Department of Biochemistry and Molecular Pharmacology
Amino Acids, Peptides, and Proteins | Biochemistry, Biophysics, and Structural Biology | Cell and Developmental Biology
Mammalian cells consume large amount of nutrients during growth and production. However, endogenous metabolic inefficiencies often prevent cells to fully utilize nutrients to support growth and protein production. Instead, significant fraction of fed nutrients is diverted into extracellular accumulation of waste by-products and metabolites, further inhibiting proliferation and protein synthesis. In this study, an LC-MS/MS based metabolomics pipeline was used to screen Chinese hamster ovary (CHO) extracellular metabolites. Six out of eight identified inhibitory metabolites, caused by the inefficient cell metabolism, were not previously studied in CHO cells: aconitic acid, 2-hydroxyisocaproic acid, methylsuccinic acid, cytidine monophosphate, trigonelline, and n-acetyl putrescine. When supplemented back into a fed-batch culture, significant reduction in cellular growth was observed in the presence of each metabolite and all the identified metabolites were shown to impact the glycosylation of a model secreted antibody, with seven of these also reducing CHO cellular productivity (titer) and all eight inhibiting the formation of mono-galactosylated biantennary (G1F) and biantennary galactosylated (G2F) N-glycans. These inhibitory metabolites further impact the metabolism of cells, leading to a significant reduction in CHO cellular growth and specific productivity in fed-batch culture (maximum reductions of 27.2% and 40.6% respectively). In-depth pathway analysis revealed that these metabolites are produced when cells utilize major energy sources such as glucose and select amino acids (tryptophan, arginine, isoleucine, and leucine) for growth, maintenance, and protein production. Furthermore, these novel inhibitory metabolites were observed to accumulate in multiple CHO cell lines (CHO-K1 and CHO-GS) as well as HEK293 cell line. This study provides a robust and holistic methodology to incorporate global metabolomic analysis into cell culture studies for elucidation and structural verification of novel metabolites that participate in key metabolic pathways to growth, production, and post-translational modification in biopharmaceutical production.
Amino acid metabolism, Glycolysis, Inhibitory metabolites, Mammalian cell culture, Metabolomics, Process development
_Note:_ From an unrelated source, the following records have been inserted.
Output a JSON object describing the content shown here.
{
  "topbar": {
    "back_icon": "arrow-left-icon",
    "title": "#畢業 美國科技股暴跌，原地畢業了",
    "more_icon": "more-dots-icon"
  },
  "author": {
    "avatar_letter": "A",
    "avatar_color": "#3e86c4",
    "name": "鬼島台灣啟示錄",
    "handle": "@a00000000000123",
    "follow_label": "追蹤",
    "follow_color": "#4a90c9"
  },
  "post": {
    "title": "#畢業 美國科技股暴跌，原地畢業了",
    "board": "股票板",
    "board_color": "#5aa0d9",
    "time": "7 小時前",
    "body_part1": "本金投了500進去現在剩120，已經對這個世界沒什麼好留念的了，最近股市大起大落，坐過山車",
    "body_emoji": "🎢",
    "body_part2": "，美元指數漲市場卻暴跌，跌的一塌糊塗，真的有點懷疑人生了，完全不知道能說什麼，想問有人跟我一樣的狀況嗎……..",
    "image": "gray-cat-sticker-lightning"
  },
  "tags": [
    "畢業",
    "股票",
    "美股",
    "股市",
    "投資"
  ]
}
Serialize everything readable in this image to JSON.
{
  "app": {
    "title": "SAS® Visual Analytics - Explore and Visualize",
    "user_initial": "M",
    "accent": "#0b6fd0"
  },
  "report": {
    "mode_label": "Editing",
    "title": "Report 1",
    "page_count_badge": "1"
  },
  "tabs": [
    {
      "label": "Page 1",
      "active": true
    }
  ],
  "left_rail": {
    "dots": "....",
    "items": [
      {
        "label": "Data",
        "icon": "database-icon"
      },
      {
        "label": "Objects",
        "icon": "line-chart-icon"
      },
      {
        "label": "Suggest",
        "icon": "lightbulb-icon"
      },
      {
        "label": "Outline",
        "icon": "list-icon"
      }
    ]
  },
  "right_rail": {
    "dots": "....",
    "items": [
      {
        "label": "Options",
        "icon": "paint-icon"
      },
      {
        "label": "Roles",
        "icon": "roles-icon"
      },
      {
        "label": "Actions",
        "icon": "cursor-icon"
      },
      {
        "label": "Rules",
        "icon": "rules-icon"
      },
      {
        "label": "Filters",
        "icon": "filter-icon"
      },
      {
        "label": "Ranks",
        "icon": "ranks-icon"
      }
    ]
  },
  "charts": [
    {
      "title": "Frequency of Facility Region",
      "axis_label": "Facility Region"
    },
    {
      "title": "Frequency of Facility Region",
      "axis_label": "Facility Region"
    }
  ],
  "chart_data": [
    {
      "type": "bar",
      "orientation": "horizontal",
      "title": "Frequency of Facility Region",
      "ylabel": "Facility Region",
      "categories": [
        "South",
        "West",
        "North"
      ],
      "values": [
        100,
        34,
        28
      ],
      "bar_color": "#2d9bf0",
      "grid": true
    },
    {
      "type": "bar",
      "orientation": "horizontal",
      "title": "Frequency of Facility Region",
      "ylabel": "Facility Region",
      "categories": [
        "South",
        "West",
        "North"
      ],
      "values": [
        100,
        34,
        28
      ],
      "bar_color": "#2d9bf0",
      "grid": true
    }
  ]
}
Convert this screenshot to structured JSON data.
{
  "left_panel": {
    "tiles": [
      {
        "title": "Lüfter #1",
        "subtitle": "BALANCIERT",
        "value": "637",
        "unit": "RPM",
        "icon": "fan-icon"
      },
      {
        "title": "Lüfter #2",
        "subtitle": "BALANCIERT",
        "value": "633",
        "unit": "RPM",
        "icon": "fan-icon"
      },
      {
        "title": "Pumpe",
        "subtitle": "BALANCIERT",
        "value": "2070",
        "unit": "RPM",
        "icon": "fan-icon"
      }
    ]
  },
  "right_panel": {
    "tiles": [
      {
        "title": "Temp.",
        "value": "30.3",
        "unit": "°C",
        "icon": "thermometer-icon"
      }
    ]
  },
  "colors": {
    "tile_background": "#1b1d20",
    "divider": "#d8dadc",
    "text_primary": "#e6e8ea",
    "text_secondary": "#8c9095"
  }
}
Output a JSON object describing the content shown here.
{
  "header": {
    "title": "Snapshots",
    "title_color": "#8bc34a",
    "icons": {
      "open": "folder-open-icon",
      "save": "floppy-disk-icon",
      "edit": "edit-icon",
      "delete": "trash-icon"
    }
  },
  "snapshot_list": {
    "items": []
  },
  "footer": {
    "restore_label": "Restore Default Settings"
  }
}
Rights and Permissions
© 2021 Published by Elsevier B.V. on behalf of International Metabolic Engineering Society. This is an open access article under the CC BY-NC-ND license (http://creativecommons.org/licenses/by-nc-nd/4.0/).
DOI of Published Version
Kuang B, Dhara VG, Hoang D, Jenkins J, Ladiwala P, Tan Y, Shaffer SA, Galbraith SC, Betenbaugh MJ, Yoon S. Identification of novel inhibitory metabolites and impact verification on growth and protein synthesis in mammalian cells. Metab Eng Commun. 2021 Sep 6;13:e00182. doi: 10.1016/j.mec.2021.e00182. PMID: 34522610; PMCID: PMC8427323. Link to article on publisher's site
Metabolic engineering communications
Kuang B, Dhara VG, Hoang D, Jenkins J, Ladiwala P, Tan Y, Shaffer SA, Galbraith SC, Betenbaugh MJ, Yoon S. (2021). Identification of novel inhibitory metabolites and impact verification on growth and protein synthesis in mammalian cells. Open Access Publications by UMass Chan Authors. https://doi.org/10.1016/j.mec.2021.e00182. Retrieved from https://escholarship.umassmed.edu/oapubs/4967
Creative Commons License
This work is licensed under a Creative Commons Attribution-Noncommercial-No Derivative Works 4.0 License.